Our ultimate destination was the opening of "Lush Geometry" at DM Contemporary at 29th and Park Avenue, but we detoured first to Chelsea for a quick look at a couple of shows.

Studio shot of Lloyd Martin's Mettere paintings

Lloyd Martin at Stephen Haller Gallery
After trudging all those long Chelsea blocks over to 26th Street, we made it to Stephen Haller's to see Lloyd's show, Mettere (Italian for "put" or "place." Although none of us have ever met him, we felt we knew him somewhat because of his interview on Lynette Haggard's blog. (And by the way, Lynette was supposed to be the fourth member of our little art gang, but could'nt get off work.)

We enjoyed seeing Lloyd's work in person. These pieces seem to be much less about horizontal movement and more about smaller rectangular areas brought into the flow and appearing to move forward or backward in space.

Lloyd Martin, Large Mete, 2010, 84" x 42", oil & mixed media on canvas

Here are two pieces I liked particularly - Large Mete, above - and Shim Series (5) below.

Lloyd Martin, Shim Series (5), 24" x  24", oil & mixed media on canvas

To Be Continued
Uh-oh. I thought this would be a quick post with just a few mentions but instead it's turned into a book.

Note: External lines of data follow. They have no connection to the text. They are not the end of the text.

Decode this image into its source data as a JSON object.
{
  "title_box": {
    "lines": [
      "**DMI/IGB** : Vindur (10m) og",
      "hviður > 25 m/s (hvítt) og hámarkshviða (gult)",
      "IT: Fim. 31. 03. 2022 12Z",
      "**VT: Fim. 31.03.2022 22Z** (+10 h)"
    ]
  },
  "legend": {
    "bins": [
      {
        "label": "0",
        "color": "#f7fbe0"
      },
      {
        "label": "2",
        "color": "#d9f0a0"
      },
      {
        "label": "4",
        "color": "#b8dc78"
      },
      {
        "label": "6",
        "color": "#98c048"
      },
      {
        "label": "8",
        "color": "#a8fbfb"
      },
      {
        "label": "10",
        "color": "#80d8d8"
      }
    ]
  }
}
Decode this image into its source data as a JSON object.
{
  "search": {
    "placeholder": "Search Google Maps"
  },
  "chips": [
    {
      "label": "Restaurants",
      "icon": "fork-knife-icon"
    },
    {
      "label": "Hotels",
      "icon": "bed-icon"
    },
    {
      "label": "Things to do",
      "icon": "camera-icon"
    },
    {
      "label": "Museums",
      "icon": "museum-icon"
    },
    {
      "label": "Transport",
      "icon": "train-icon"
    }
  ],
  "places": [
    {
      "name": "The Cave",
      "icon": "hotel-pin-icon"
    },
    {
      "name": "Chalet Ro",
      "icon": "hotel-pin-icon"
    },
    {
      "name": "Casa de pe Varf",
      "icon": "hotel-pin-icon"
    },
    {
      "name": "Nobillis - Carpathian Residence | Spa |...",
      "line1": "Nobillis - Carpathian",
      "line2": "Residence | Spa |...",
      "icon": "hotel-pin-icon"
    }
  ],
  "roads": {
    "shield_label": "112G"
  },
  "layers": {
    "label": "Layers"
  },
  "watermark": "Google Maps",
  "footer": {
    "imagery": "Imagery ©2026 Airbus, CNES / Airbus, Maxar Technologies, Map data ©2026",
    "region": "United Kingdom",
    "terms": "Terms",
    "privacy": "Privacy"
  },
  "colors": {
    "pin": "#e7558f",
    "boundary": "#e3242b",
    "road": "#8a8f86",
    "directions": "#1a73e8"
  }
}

I have to go watch one of my guilty pleasures (America's Next Top Model - which Bonnie is telling me I shouldn't admit to, but what the hey), so I'll continue to post some art highlights tomorrow.